Tim Dupuis, the county’s registrar of voters, told Berkeleyside his team is also researching the situation. He said he hoped to be able to provide an update Wednesday.
Many people have expressed concern about the integrity of the election given the polarized condition of the country and President Trump’s repeated — and unproven — claims that the election will be rigged. He has repeatedly ranted about voter fraud and questioned the integrity of mail-in ballots.
Because of the coronavirus pandemic, Gov. Gavin Newsom ordered that ballots be mailed to every registered voter in the state. There still will be a handful of places in each county to cast votes in person. California also extended the time county registrars have to receive ballots, which will be counted as long as they come in within 17 days of Election Day. (They must be postmarked by Election Day, however.)

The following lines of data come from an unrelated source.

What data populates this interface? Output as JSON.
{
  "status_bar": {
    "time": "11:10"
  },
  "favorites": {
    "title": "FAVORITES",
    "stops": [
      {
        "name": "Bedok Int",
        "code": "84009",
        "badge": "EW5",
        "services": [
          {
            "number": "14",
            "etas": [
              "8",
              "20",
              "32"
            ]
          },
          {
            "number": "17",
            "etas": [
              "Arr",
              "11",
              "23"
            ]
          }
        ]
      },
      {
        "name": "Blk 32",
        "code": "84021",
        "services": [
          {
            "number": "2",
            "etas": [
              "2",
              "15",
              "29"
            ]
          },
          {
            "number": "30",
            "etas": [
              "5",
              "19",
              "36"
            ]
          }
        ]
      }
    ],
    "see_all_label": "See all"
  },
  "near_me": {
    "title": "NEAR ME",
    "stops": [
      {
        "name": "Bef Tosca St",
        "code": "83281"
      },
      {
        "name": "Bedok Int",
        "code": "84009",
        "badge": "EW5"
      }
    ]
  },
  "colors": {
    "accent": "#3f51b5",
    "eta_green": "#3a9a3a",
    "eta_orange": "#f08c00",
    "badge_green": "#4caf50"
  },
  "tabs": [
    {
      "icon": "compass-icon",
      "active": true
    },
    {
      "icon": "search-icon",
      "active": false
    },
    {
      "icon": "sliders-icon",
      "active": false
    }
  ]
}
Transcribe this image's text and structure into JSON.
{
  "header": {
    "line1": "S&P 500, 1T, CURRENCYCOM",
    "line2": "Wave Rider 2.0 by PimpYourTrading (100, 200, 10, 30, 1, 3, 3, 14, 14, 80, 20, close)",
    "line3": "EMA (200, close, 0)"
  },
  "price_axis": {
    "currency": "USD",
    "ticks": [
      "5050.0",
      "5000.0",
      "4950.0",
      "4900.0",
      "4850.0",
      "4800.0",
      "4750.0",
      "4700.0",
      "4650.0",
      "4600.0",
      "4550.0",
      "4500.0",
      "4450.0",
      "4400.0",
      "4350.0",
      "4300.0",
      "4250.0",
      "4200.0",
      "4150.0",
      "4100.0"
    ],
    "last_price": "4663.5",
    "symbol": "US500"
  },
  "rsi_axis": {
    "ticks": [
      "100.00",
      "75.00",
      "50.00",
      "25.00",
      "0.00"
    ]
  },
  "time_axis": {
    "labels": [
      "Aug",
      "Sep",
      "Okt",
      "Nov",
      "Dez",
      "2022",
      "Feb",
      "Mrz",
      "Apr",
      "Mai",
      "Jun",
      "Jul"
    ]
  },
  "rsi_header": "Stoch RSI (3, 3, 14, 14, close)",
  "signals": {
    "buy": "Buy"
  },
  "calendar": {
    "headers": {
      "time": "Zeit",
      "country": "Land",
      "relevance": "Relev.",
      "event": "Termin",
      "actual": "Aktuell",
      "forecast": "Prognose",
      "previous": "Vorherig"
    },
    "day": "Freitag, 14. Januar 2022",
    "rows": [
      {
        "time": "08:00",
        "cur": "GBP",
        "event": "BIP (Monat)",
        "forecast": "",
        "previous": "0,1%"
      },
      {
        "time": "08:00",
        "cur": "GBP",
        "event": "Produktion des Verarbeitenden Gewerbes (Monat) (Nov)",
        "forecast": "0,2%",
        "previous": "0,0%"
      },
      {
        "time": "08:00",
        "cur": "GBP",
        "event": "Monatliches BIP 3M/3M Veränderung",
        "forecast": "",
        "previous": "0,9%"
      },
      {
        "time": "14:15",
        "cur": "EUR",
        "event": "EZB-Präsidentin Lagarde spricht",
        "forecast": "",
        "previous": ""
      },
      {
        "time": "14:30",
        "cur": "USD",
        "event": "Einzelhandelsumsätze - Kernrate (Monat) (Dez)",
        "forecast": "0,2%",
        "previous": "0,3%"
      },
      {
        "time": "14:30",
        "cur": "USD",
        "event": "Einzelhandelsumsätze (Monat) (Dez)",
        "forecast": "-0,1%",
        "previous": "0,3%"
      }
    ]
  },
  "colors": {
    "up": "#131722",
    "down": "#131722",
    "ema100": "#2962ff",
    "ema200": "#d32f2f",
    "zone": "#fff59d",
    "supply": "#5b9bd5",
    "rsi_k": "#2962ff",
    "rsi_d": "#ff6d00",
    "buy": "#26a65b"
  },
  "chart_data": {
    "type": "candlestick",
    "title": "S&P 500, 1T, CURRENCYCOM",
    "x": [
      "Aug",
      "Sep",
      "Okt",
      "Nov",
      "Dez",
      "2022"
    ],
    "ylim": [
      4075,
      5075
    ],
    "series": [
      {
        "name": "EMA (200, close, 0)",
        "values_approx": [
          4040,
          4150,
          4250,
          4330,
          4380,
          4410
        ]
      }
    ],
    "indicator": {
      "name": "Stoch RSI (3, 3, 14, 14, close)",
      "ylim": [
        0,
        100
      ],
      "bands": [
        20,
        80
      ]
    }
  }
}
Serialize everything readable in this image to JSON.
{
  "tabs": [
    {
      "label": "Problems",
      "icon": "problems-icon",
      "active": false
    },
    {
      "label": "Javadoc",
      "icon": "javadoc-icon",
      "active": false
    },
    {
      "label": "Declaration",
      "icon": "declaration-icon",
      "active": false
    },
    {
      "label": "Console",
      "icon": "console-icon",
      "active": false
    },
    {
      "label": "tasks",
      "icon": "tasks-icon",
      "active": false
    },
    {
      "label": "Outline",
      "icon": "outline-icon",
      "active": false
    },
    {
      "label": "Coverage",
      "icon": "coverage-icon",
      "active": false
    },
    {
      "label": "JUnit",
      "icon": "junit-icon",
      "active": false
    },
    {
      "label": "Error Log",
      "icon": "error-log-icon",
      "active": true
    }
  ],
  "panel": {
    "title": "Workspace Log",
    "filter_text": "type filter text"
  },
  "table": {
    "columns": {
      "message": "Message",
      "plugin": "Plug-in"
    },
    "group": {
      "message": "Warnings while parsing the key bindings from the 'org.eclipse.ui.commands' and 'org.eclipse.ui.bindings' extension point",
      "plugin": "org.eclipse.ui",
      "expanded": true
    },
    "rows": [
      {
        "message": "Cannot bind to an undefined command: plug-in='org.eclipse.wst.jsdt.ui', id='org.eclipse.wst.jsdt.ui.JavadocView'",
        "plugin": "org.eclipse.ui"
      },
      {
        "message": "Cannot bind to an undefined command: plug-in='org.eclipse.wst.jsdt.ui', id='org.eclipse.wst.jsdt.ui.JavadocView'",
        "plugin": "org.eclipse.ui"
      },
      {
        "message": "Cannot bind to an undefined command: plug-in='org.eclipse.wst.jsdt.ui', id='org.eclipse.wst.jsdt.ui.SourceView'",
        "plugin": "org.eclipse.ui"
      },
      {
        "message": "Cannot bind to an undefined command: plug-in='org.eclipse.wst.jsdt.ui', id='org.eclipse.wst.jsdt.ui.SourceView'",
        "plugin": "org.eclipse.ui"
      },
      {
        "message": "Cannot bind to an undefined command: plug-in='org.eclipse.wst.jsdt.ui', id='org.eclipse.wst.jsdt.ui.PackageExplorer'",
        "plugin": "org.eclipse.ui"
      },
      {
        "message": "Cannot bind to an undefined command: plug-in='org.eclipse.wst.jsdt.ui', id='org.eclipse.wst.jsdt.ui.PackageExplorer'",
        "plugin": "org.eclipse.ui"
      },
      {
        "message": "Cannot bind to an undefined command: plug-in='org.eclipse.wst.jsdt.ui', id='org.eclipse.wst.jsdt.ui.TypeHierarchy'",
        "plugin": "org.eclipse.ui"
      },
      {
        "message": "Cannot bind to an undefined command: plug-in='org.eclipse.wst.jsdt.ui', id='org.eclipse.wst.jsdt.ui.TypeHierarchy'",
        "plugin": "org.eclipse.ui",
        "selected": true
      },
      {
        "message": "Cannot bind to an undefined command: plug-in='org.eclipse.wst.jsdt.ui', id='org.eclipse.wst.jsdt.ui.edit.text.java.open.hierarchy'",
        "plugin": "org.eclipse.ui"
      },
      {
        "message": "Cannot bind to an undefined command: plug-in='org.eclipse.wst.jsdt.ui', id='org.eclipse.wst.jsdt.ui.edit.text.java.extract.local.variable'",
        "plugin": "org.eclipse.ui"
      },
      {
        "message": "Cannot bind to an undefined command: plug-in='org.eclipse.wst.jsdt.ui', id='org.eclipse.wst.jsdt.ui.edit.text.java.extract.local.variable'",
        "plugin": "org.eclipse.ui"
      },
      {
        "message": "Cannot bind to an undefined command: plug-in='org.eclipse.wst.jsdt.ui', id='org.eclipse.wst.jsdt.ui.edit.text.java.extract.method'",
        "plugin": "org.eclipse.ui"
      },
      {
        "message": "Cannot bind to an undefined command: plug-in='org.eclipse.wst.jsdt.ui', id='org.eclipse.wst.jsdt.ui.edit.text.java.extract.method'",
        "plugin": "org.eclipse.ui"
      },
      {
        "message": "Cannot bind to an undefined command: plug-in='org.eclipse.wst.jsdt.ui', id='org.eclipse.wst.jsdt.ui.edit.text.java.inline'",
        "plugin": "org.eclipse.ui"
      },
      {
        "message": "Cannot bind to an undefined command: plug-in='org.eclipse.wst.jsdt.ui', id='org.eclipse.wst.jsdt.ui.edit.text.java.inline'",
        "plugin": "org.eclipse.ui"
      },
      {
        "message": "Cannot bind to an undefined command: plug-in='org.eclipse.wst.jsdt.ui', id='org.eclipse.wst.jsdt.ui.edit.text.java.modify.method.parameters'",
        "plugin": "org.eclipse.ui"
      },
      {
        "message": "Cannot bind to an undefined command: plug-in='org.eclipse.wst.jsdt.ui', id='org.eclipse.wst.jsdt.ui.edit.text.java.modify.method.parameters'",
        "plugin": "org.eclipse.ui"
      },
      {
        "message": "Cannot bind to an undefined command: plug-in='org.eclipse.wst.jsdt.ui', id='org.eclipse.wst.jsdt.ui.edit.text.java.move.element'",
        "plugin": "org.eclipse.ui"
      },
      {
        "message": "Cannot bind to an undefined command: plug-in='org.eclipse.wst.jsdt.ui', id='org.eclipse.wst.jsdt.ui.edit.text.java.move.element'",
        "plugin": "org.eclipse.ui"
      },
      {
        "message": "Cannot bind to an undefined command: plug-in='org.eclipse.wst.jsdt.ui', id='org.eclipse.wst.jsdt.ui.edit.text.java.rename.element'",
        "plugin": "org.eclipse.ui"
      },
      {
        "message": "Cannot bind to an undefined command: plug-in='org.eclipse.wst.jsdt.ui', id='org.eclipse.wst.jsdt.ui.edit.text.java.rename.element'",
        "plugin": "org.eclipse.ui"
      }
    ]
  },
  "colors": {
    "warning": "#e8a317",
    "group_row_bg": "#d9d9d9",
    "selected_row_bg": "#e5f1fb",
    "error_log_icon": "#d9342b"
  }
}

Even before the 2020 election ballots were mailed, Berkeleyside readers had reported spotty mail delivery. Mayor Jesse Arreguín, who lives in North Berkeley, said Monday he and his roommate had not gotten mail for several days.
Mail delivery in Berkeley was impacted in July when a few postal workers came down with COVID-19, forcing their coworkers to quarantine for two weeks. The city’s seven post offices, plus one in Albany, reduced their hours and closed for lunch because of those staffing shortages.
Those mail delays coincided with the appointment of Louis DeJoy, a major GOP campaign donor and the owner of a logistics firm that competes with the USPS, to the role of postmaster general. DeJoy ordered changes in how the USPS treated overtime and mail delivery, which caused days-long backlogs in delivering mail, according to a Washington Post report.
In mid-September, a federal court ordered DeJoy and the post office to abandon the new measures. The changes had already impacted delivery times, however.
“By the beginning of October, the agency delivered 86 percent of first-class mail on time, down from 90.6 percent before the changes took effect in July, and down from nearly 89 percent at the start of September,” the Washington Post reported.
In late September, Berkeleyside did an experiment to test the performance of Berkeley’s mail delivery. We mailed 160 letters from a number of different post offices around the city. Most of those letters went to Berkeley addresses, but a few were mailed out of town. Most were delivered promptly.
Of the 160 letters we sent, about 130 letters (81%) were postmarked Thursday, Sept. 24 (the day we mailed them). The vast majority of those letters (66%) arrived at their destinations by Saturday, Sept. 26, and nearly 90% had gotten there by Monday, Sept. 28. Several people never got their letters and a few others did not respond to our emails.
Berkeleyside will share updates on the missing ballots when officials provide additional information. See complete Election 2020 coverage on Berkeleyside.
What can you do if you haven’t gotten your ballot yet?
- Make a report: Ballots that have not been delivered by the expected delivery date may be reported as “missing” after seven days. You can also let Berkeleyside know.
- Vote in person: Early voting is an option already for those who can visit the registrar of voter’s office in Oakland at 1225 Fallon St. Hours are posted on the ROV’s website.
- Print your ballot: The state allows you to print your own ballot and turn it in with supporting documentation if you don’t want to wait for a replacement in the mail.
- Request a replacement ballot: Call the ROV’s office at 510-272-6973 to get a new ballot. It could take up to 14 days to arrive.
- Ask for a will-call ballot: The registrar will provide a pick-up ballot upon request.
- Vote on Election Day: See a list of polling locations in Berkeley, as well as other election resources.
- Track your ballot online.
Note: Berkeleyside added an additional statement from the USPS after publication, as reflected in the story above.